(Beginning of Information supplied)
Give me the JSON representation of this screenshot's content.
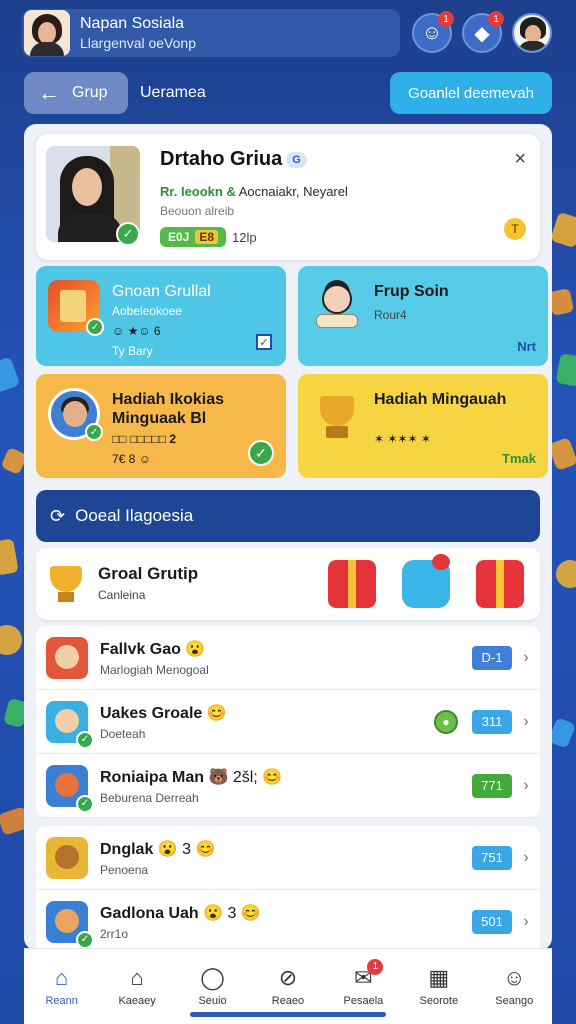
{
  "header": {
    "user_name": "Napan Sosiala",
    "user_subtitle": "Llargenval oeVonp",
    "notifications": [
      {
        "icon": "chat-icon",
        "badge": "1"
      },
      {
        "icon": "diamond-icon",
        "badge": "1"
      }
    ]
  },
  "nav": {
    "back_label": "Grup",
    "title": "Ueramea",
    "cta_label": "Goanlel deemevah"
  },
  "profile_card": {
    "name": "Drtaho Griua",
    "tag": "G",
    "line_green": "Rr. Ieookn &",
    "line_rest": "Aocnaiakr, Neyarel",
    "description": "Beouon alreib",
    "points_label": "E0J",
    "points_mini": "E8",
    "points_count": "12lp",
    "close_symbol": "×",
    "coin_symbol": "T"
  },
  "tiles": [
    {
      "title": "Gnoan Grullal",
      "sub1": "Aobeleokoee",
      "sub2": "☺ ★☺ 6",
      "sub3": "Ty Bary",
      "corner": "✓"
    },
    {
      "title": "Frup Soin",
      "sub1": "Rour4",
      "corner": "Nrt"
    },
    {
      "title": "Hadiah Ikokias Minguaak Bl",
      "sub1": "□□ □□□□□ 2",
      "sub2": "7€ 8 ☺",
      "corner": "✓"
    },
    {
      "title": "Hadiah Mingauah",
      "sub1": "✶ ✶✶✶ ✶",
      "corner": "Tmak"
    }
  ],
  "section": {
    "icon": "refresh-icon",
    "title": "Ooeal Ilagoesia"
  },
  "group_card": {
    "title": "Groal Grutip",
    "subtitle": "Canleina"
  },
  "list": [
    {
      "title": "Fallvk Gao",
      "emoji": "😮",
      "subtitle": "Marlogiah Menogoal",
      "badge": "D-1",
      "badge_color": "#3f7fd6",
      "arrow": "›"
    },
    {
      "title": "Uakes Groale",
      "emoji": "😊",
      "subtitle": "Doeteah",
      "badge": "311",
      "badge_color": "#3aa6e6",
      "arrow": "›"
    },
    {
      "title": "Roniaipa Man",
      "emoji": "🐻 2šl; 😊",
      "subtitle": "Beburena Derreah",
      "badge": "771",
      "badge_color": "#43a93d",
      "arrow": "›"
    },
    {
      "title": "Dnglak",
      "emoji": "😮 3 😊",
      "subtitle": "Penoena",
      "badge": "751",
      "badge_color": "#3aa6e6",
      "arrow": "›"
    },
    {
      "title": "Gadlona Uah",
      "emoji": "😮 3 😊",
      "subtitle": "2rr1o",
      "badge": "501",
      "badge_color": "#3aa6e6",
      "arrow": "›"
    }
  ],
  "bottom_nav": [
    {
      "label": "Reann",
      "icon": "home-icon"
    },
    {
      "label": "Kaeaey",
      "icon": "house-icon"
    },
    {
      "label": "Seuio",
      "icon": "user-icon"
    },
    {
      "label": "Reaeo",
      "icon": "compass-icon"
    },
    {
      "label": "Pesaela",
      "icon": "mail-icon",
      "badge": "1"
    },
    {
      "label": "Seorote",
      "icon": "calendar-icon"
    },
    {
      "label": "Seango",
      "icon": "profile-icon"
    }
  ]
}
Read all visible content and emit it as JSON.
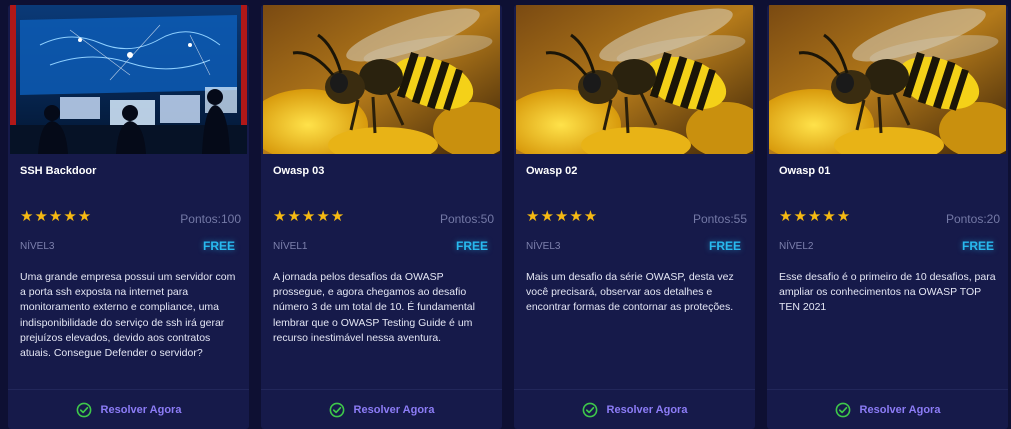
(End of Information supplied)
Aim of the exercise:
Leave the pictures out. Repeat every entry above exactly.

Your response:
Give me the JSON representation of this screenshot's content.
{
  "header": {
    "user_name": "Napan Sosiala",
    "user_subtitle": "Llargenval oeVonp",
    "notifications": [
      {
        "icon": "chat-icon",
        "badge": "1"
      },
      {
        "icon": "diamond-icon",
        "badge": "1"
      }
    ]
  },
  "nav": {
    "back_label": "Grup",
    "title": "Ueramea",
    "cta_label": "Goanlel deemevah"
  },
  "profile_card": {
    "name": "Drtaho Griua",
    "tag": "G",
    "line_green": "Rr. Ieookn &",
    "line_rest": "Aocnaiakr, Neyarel",
    "description": "Beouon alreib",
    "points_label": "E0J",
    "points_mini": "E8",
    "points_count": "12lp",
    "close_symbol": "×",
    "coin_symbol": "T"
  },
  "tiles": [
    {
      "title": "Gnoan Grullal",
      "sub1": "Aobeleokoee",
      "sub2": "☺ ★☺ 6",
      "sub3": "Ty Bary",
      "corner": "✓"
    },
    {
      "title": "Frup Soin",
      "sub1": "Rour4",
      "corner": "Nrt"
    },
    {
      "title": "Hadiah Ikokias Minguaak Bl",
      "sub1": "□□ □□□□□ 2",
      "sub2": "7€ 8 ☺",
      "corner": "✓"
    },
    {
      "title": "Hadiah Mingauah",
      "sub1": "✶ ✶✶✶ ✶",
      "corner": "Tmak"
    }
  ],
  "section": {
    "icon": "refresh-icon",
    "title": "Ooeal Ilagoesia"
  },
  "group_card": {
    "title": "Groal Grutip",
    "subtitle": "Canleina"
  },
  "list": [
    {
      "title": "Fallvk Gao",
      "emoji": "😮",
      "subtitle": "Marlogiah Menogoal",
      "badge": "D-1",
      "badge_color": "#3f7fd6",
      "arrow": "›"
    },
    {
      "title": "Uakes Groale",
      "emoji": "😊",
      "subtitle": "Doeteah",
      "badge": "311",
      "badge_color": "#3aa6e6",
      "arrow": "›"
    },
    {
      "title": "Roniaipa Man",
      "emoji": "🐻 2šl; 😊",
      "subtitle": "Beburena Derreah",
      "badge": "771",
      "badge_color": "#43a93d",
      "arrow": "›"
    },
    {
      "title": "Dnglak",
      "emoji": "😮 3 😊",
      "subtitle": "Penoena",
      "badge": "751",
      "badge_color": "#3aa6e6",
      "arrow": "›"
    },
    {
      "title": "Gadlona Uah",
      "emoji": "😮 3 😊",
      "subtitle": "2rr1o",
      "badge": "501",
      "badge_color": "#3aa6e6",
      "arrow": "›"
    }
  ],
  "bottom_nav": [
    {
      "label": "Reann",
      "icon": "home-icon"
    },
    {
      "label": "Kaeaey",
      "icon": "house-icon"
    },
    {
      "label": "Seuio",
      "icon": "user-icon"
    },
    {
      "label": "Reaeo",
      "icon": "compass-icon"
    },
    {
      "label": "Pesaela",
      "icon": "mail-icon",
      "badge": "1"
    },
    {
      "label": "Seorote",
      "icon": "calendar-icon"
    },
    {
      "label": "Seango",
      "icon": "profile-icon"
    }
  ]
}
Read all visible content and emit it as JSON.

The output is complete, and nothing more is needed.